What to work on: Show every line of the data below that includes the word "player".

Material for this task:
=== Section Start ===
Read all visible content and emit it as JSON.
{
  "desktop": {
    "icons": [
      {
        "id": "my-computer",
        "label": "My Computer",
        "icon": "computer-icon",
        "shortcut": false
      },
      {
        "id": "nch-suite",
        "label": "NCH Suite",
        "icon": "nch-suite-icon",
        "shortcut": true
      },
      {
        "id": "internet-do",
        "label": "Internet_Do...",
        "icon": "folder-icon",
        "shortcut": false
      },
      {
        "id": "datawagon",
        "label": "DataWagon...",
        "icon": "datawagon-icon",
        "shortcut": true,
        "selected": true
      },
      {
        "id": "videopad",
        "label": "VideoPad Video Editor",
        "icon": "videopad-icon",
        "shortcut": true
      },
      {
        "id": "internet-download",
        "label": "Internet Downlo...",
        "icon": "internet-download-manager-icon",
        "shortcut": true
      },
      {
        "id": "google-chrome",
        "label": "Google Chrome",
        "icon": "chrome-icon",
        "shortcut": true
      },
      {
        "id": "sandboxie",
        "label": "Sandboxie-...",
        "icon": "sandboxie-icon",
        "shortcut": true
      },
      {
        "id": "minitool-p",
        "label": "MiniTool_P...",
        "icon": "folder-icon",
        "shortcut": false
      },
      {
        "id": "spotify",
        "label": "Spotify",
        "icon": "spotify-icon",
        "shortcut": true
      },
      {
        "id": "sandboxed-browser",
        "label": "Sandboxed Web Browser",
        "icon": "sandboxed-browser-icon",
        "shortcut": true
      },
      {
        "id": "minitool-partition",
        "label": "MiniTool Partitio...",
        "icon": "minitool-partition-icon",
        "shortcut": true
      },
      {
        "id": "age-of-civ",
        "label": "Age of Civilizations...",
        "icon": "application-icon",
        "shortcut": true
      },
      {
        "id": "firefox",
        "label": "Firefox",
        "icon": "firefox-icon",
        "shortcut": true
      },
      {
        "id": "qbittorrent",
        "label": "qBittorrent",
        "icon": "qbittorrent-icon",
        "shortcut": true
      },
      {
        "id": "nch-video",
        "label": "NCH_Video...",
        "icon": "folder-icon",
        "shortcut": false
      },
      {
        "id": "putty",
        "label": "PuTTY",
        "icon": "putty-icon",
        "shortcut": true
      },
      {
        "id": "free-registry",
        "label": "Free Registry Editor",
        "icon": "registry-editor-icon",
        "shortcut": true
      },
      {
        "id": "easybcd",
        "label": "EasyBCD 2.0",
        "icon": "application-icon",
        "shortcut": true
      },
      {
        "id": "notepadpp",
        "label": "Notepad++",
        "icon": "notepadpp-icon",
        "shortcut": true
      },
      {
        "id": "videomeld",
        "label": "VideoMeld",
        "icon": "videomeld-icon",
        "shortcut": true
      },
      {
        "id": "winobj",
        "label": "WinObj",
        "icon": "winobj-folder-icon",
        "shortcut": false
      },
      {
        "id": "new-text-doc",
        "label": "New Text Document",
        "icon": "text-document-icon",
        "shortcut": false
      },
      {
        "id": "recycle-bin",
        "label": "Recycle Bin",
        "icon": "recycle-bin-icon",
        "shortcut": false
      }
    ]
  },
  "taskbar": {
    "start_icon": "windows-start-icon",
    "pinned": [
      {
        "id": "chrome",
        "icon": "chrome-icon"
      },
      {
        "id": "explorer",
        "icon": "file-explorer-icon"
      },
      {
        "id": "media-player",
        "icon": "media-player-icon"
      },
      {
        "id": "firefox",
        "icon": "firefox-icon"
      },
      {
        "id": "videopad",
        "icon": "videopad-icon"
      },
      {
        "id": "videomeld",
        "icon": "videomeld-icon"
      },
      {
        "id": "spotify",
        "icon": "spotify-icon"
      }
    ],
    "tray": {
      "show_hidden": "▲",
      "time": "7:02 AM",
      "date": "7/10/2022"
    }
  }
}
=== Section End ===
Output for this task:
        "id": "media-player",
        "icon": "media-player-icon"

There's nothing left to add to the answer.